(Data records begins)
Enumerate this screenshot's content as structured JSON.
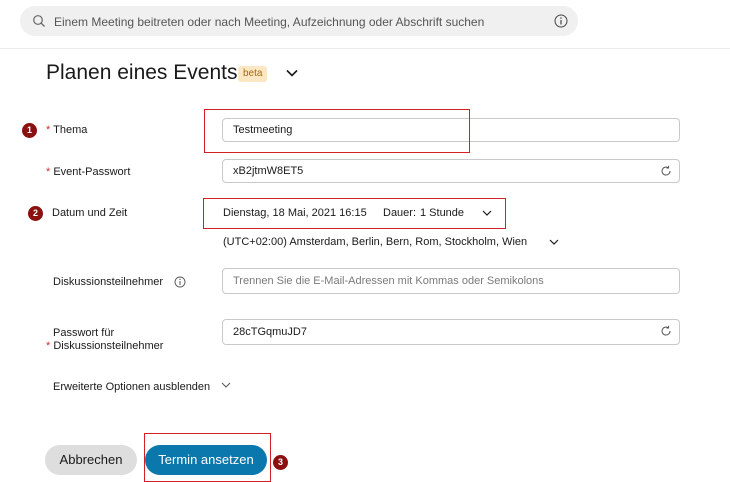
{
  "search": {
    "placeholder": "Einem Meeting beitreten oder nach Meeting, Aufzeichnung oder Abschrift suchen",
    "search_icon": "search-icon",
    "info_icon": "info-icon"
  },
  "header": {
    "title": "Planen eines Events",
    "badge": "beta",
    "chevron_icon": "chevron-down-icon"
  },
  "steps": [
    "1",
    "2",
    "3"
  ],
  "form": {
    "topic": {
      "label": "Thema",
      "required": "*",
      "value": "Testmeeting"
    },
    "event_password": {
      "label": "Event-Passwort",
      "required": "*",
      "value": "xB2jtmW8ET5",
      "refresh_icon": "refresh-icon"
    },
    "datetime": {
      "label": "Datum und Zeit",
      "value": "Dienstag, 18 Mai, 2021 16:15",
      "duration_label": "Dauer:",
      "duration_value": "1 Stunde",
      "timezone": "(UTC+02:00) Amsterdam, Berlin, Bern, Rom, Stockholm, Wien"
    },
    "panelists": {
      "label": "Diskussionsteilnehmer",
      "placeholder": "Trennen Sie die E-Mail-Adressen mit Kommas oder Semikolons",
      "info_icon": "info-icon"
    },
    "panelist_password": {
      "label_line1": "Passwort für",
      "label_line2": "Diskussionsteilnehmer",
      "required": "*",
      "value": "28cTGqmuJD7",
      "refresh_icon": "refresh-icon"
    },
    "advanced_toggle": "Erweiterte Optionen ausblenden"
  },
  "buttons": {
    "cancel": "Abbrechen",
    "schedule": "Termin ansetzen"
  },
  "colors": {
    "accent": "#0b78ad",
    "highlight": "#d31f26",
    "step_badge": "#8b1111",
    "beta_badge_bg": "#fbe7c3"
  }
}
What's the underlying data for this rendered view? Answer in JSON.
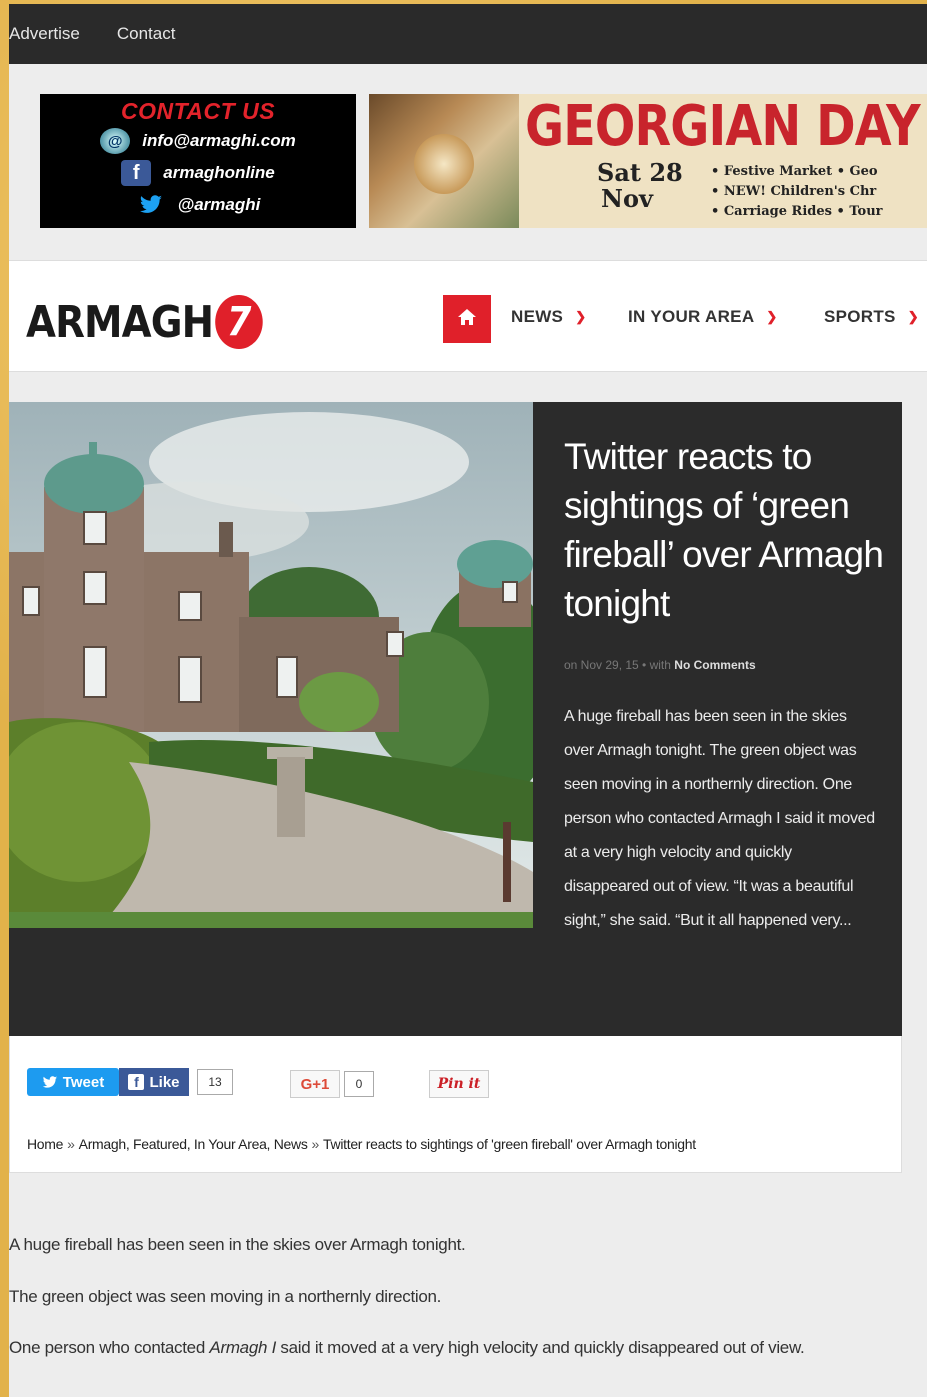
{
  "topnav": {
    "items": [
      "Advertise",
      "Contact"
    ]
  },
  "ads": {
    "contact": {
      "title": "CONTACT US",
      "email": "info@armaghi.com",
      "facebook": "armaghonline",
      "twitter": "@armaghi"
    },
    "georgian": {
      "headline": "GEORGIAN DAY A",
      "date_line1": "Sat 28",
      "date_line2": "Nov",
      "items": [
        "• Festive Market • Geo",
        "• NEW! Children's Chr",
        "• Carriage Rides • Tour"
      ]
    }
  },
  "header": {
    "logo_text": "ARMAGH",
    "logo_mark": "7",
    "nav": [
      "NEWS",
      "IN YOUR AREA",
      "SPORTS"
    ]
  },
  "hero": {
    "title": "Twitter reacts to sightings of ‘green fireball’ over Armagh tonight",
    "meta_prefix": "on Nov 29, 15 • with",
    "meta_comments": "No Comments",
    "excerpt": "A huge fireball has been seen in the skies over Armagh tonight. The green object was seen moving in a northernly direction. One person who contacted Armagh I said it moved at a very high velocity and quickly disappeared out of view. “It was a beautiful sight,” she said. “But it all happened very..."
  },
  "share": {
    "tweet_label": "Tweet",
    "like_label": "Like",
    "like_count": "13",
    "gplus_label": "G+1",
    "gplus_count": "0",
    "pin_label": "Pin it"
  },
  "breadcrumb": {
    "home": "Home",
    "categories": "Armagh, Featured, In Your Area, News",
    "current": "Twitter reacts to sightings of 'green fireball' over Armagh tonight"
  },
  "article": {
    "p1": "A huge fireball has been seen in the skies over Armagh tonight.",
    "p2": "The green object was seen moving in a northernly direction.",
    "p3_before": "One person who contacted ",
    "p3_em": "Armagh I",
    "p3_after": " said it moved at a very high velocity and quickly disappeared out of view."
  }
}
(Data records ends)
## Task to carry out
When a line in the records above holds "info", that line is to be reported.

## Solution for this exercise
    "info_icon": "info-icon"
      "info_icon": "info-icon"
      "email": "info@armaghi.com",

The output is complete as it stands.